    If this really is the case, then that's unfortunate. Open some threads and see what we can do for you. Put on a distro like Fedora or Ubuntu and check out their forums. Virtually everything I've ever learned to do on linux I learned from a forum. It may not be pay support, but 19 times out of 20 someone has had the exact same problem as you, and knows how to solve it.

Similar Threads

  1. Convert VCD to DVD
    By omidkamangar in forum Windows - General Topics
    Replies: 2
    Last Post: 03-26-2007, 02:12 AM
  2. New Linux Convert - Distro for Pentium II 200 Mhz
    By AljoshaNL in forum General Chat
    Replies: 26
    Last Post: 11-10-2005, 03:38 AM
  3. a new linux convert :D
    By mojo jojo in forum General Chat
    Replies: 2
    Last Post: 08-20-2005, 11:15 PM
  4. New Linux Convert: Help with X
    By shebang in forum Linux - Software, Applications & Programming
    Replies: 9
    Last Post: 04-20-2004, 12:23 AM
  5. reformat a fat 32 drive and convert it to linux?
    By julieashley in forum Linux - Software, Applications & Programming
    Replies: 2
    Last Post: 04-04-2003, 12:49 AM

Bookmarks

Posting Permissions
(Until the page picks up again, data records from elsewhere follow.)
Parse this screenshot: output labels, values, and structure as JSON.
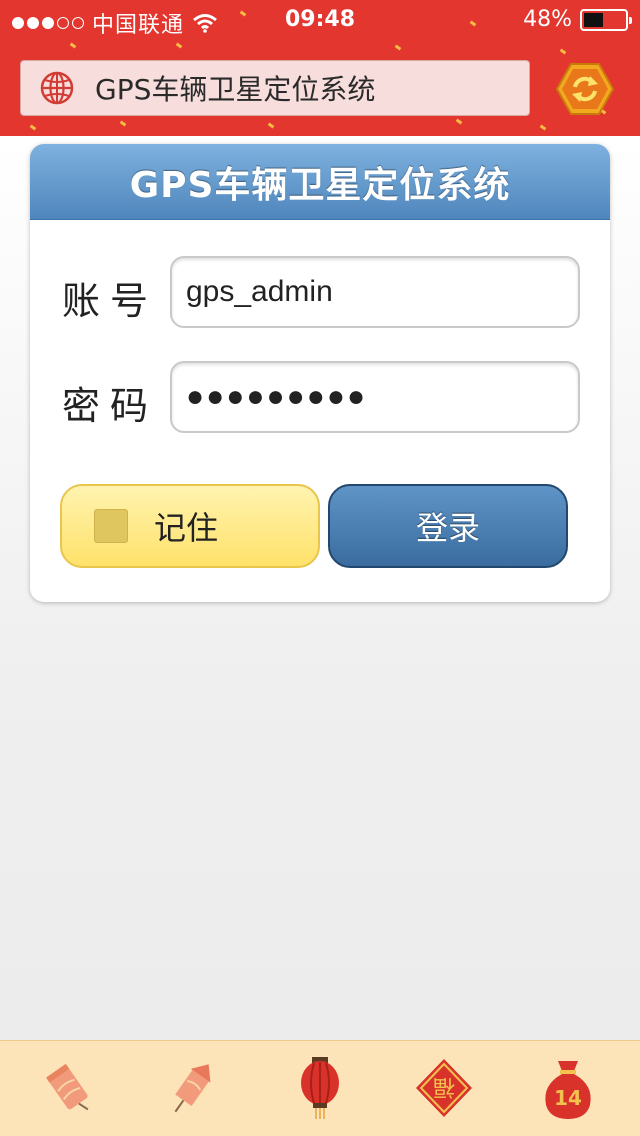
{
  "status_bar": {
    "signal_filled": 3,
    "signal_total": 5,
    "carrier": "中国联通",
    "time": "09:48",
    "battery": "48%",
    "battery_level": 0.48
  },
  "header": {
    "title": "GPS车辆卫星定位系统",
    "globe_icon": "globe-icon",
    "refresh_icon": "refresh-icon"
  },
  "login_card": {
    "title": "GPS车辆卫星定位系统",
    "account_label": "账号",
    "account_value": "gps_admin",
    "password_label": "密码",
    "password_value": "●●●●●●●●●",
    "remember_label": "记住",
    "login_label": "登录"
  },
  "bottom_bar": {
    "items": [
      {
        "icon": "firecracker-icon"
      },
      {
        "icon": "rocket-firework-icon"
      },
      {
        "icon": "lantern-icon"
      },
      {
        "icon": "fu-diamond-icon",
        "text": "福"
      },
      {
        "icon": "lucky-bag-icon",
        "text": "14"
      }
    ]
  },
  "colors": {
    "header_red": "#e2362f",
    "card_header_blue": "#5b90c5",
    "login_blue": "#3a6c9f",
    "remember_yellow": "#ffe26a",
    "bottom_bar": "#fde3b8"
  }
}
  • You may not post new threads
  • You may not post replies
  • You may not post attachments
  • You may not edit your posts
  •